The consequences of EU AI Act non-compliance

The EU AI Act takes violations seriously and the fines are hefty enough to make even tech giants double-check their code.

  • Tier 1: Using prohibited AI systems – The most severe fines (up to €35,000,000 or 7% of annual global turnover) apply to using AI systems deemed as unacceptable risks.
  • Tier 2: Violating high-risk AI obligations – Failing to meet the Act’s requirements for high-risk AI systems could result in fines up to €15,000,000 or 3% of annual global turnover.
  • Tier 3: Misleading regulators – Providing incorrect, incomplete, or misleading information to authorities carries fines up to €7,500,000 or 1% of annual global turnover.

All this said, the AI Act recognizes the challenges facing smaller businesses. It allows for reduced fines for SMEs and start-ups based on the severity of the offense and other factors. Overall, each member state will determine how to implement these provisions within their legal systems.

Who’s liable?

The AI Act holds multiple parties accountable for ensuring ethical AI use. This includes providers, deployers, importers, distributors and notified bodies (responsible for assessments). Even providers of GPAI models can be held liable if their models are later incorporated into harmful systems.

EU AI Act status and timeline: deadlines for transposition and adoption

The EU AI Act is undergoing final preparations before being officially adopted, and it’s expected to be finalized before the end of the current legislative session.

Once published in the Official Journal of the European Union, the Act will officially become law 20 days later. However, different provisions will come into force on a staggered timeline.

Most of the Act’s provisions, including those governing high-risk AI, will be fully applicable 24 months after it enters into force. There are a few exceptions to this timeline:

  • Prohibited AI practices – Bans on unacceptable AI systems will go into effect sooner, only six months after the entry into force date.
  • Codes of practice – Guidelines for voluntary compliance will be applicable nine months after the entry into force date.
  • General-purpose AI – Rules specifically for large-scale AI models, including governance requirements, will apply 12 months after the entry into force date.

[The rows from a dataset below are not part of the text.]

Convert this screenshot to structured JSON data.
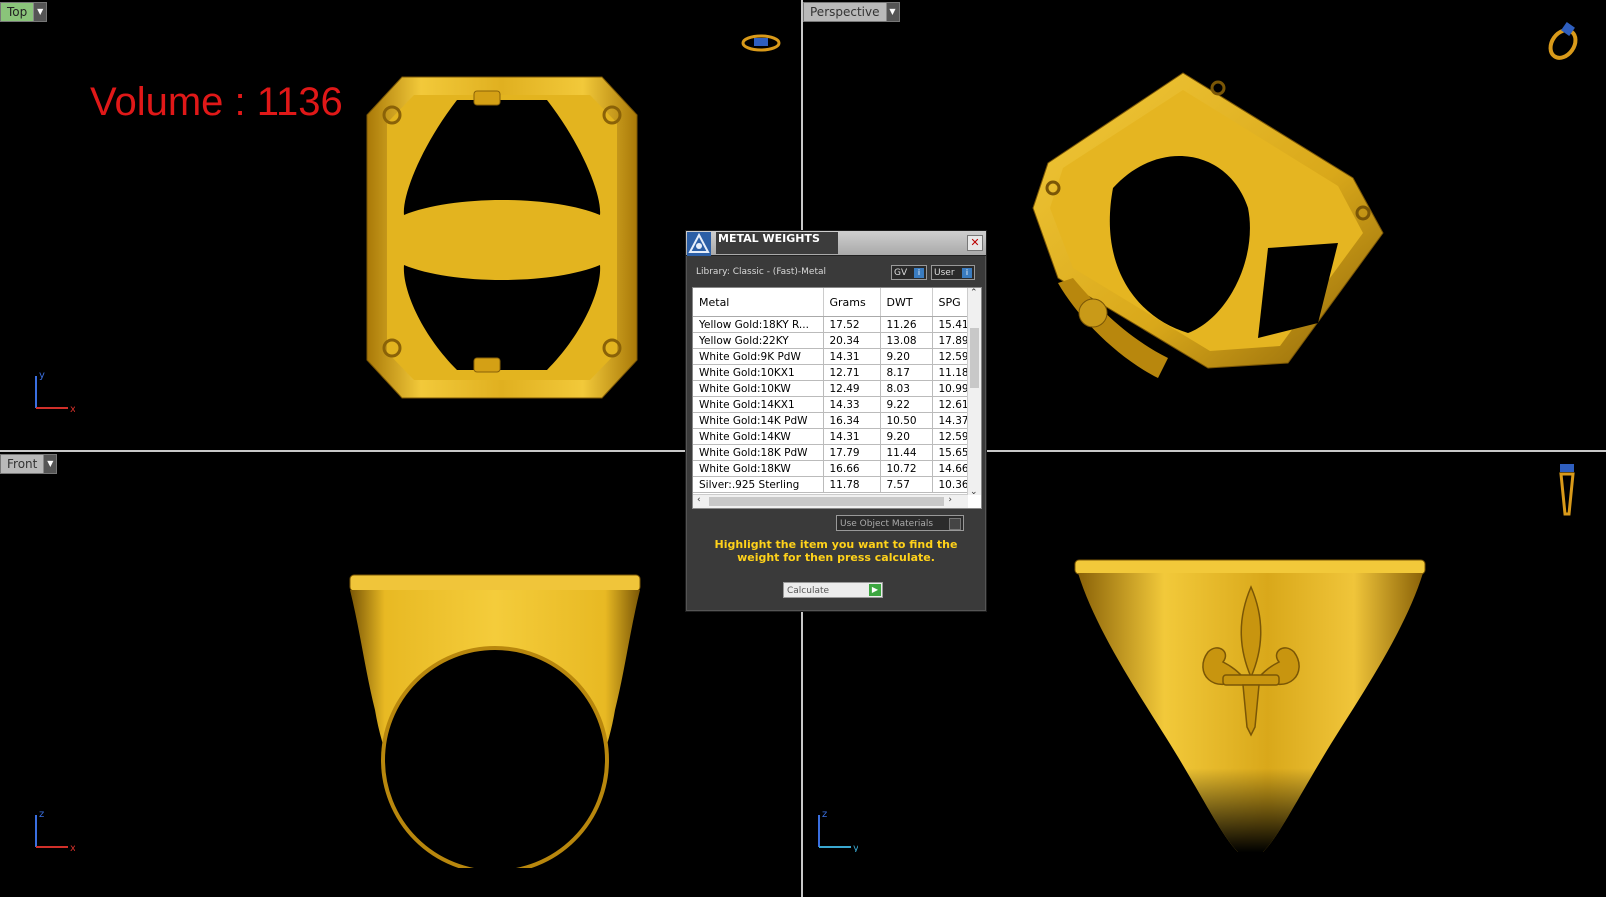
{
  "viewports": {
    "top": {
      "label": "Top",
      "volume": "Volume : 1136"
    },
    "perspective": {
      "label": "Perspective"
    },
    "front": {
      "label": "Front"
    }
  },
  "dialog": {
    "title": "METAL WEIGHTS",
    "library": "Library: Classic - (Fast)-Metal",
    "gv_label": "GV",
    "user_label": "User",
    "columns": [
      "Metal",
      "Grams",
      "DWT",
      "SPG"
    ],
    "rows": [
      [
        "Yellow Gold:18KY R...",
        "17.52",
        "11.26",
        "15.41"
      ],
      [
        "Yellow Gold:22KY",
        "20.34",
        "13.08",
        "17.89"
      ],
      [
        "White Gold:9K PdW",
        "14.31",
        "9.20",
        "12.59"
      ],
      [
        "White Gold:10KX1",
        "12.71",
        "8.17",
        "11.18"
      ],
      [
        "White Gold:10KW",
        "12.49",
        "8.03",
        "10.99"
      ],
      [
        "White Gold:14KX1",
        "14.33",
        "9.22",
        "12.61"
      ],
      [
        "White Gold:14K PdW",
        "16.34",
        "10.50",
        "14.37"
      ],
      [
        "White Gold:14KW",
        "14.31",
        "9.20",
        "12.59"
      ],
      [
        "White Gold:18K PdW",
        "17.79",
        "11.44",
        "15.65"
      ],
      [
        "White Gold:18KW",
        "16.66",
        "10.72",
        "14.66"
      ],
      [
        "Silver:.925 Sterling",
        "11.78",
        "7.57",
        "10.36"
      ]
    ],
    "use_object_materials": "Use Object Materials",
    "hint": "Highlight the item you want to find the weight for then press calculate.",
    "calculate_label": "Calculate"
  },
  "axes": {
    "top": {
      "vertical": "y",
      "horizontal": "x"
    },
    "front": {
      "vertical": "z",
      "horizontal": "x"
    },
    "right": {
      "vertical": "z",
      "horizontal": "y"
    }
  },
  "colors": {
    "gold": "#e3b21e",
    "gold_dark": "#8a6208",
    "volume_red": "#e01818",
    "hint_yellow": "#ffd21a"
  }
}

Important considerations for this are that the exact dates depend on when the legislation completes the final stage of review and publication – and that this law is designed to adapt to a field changing by the day.

Why the AI Act has global impact – and what comes next

The AI Act reflects a growing worldwide awareness of the need to balance the extraordinary possibilities of AI with ethical considerations. It addresses real-world concerns and has the potential to influence and shape responsible AI development far beyond Europe.

Here’s why this legislation sets a crucial precedent:

  • Building trust – By outlining clear expectations for safe and fair AI, the Act increases public confidence in AI systems. This assures people that safeguards are in place to protect their rights and experiences.
  • Protecting rights – It creates safeguards against AI-fueled discrimination, biased predictive policing, and ensures AI doesn’t become a tool for suppressing individual freedoms.
  • Innovation with guardrails – The Act encourages the development of safe and ethical AI, fostering a thriving, responsible technology sector.

The EU’s AI Act is a major step towards ensuring that AI benefits society while safeguarding fundamental rights. However, the  AI technology and regulations evolve rapidly. With its far-reaching impact, we might see a regulatory chain reaction – as other countries look to the EU’s example and rush to draft their own AI rulebooks.

We can expect revisions and further regulations to address the complexities that will undoubtedly arise as humans and AI continue to coexist. Hopefully, with proactive legislation like the EU AI Act, we’ll avoid needing that metaphorical off-switch for the entire internet someday. Watch this space.

For further updates on the latest regulatory updates and legislative changes, don’t forget to sign up for updates from the NAVEX Risk & Compliance Matters blog.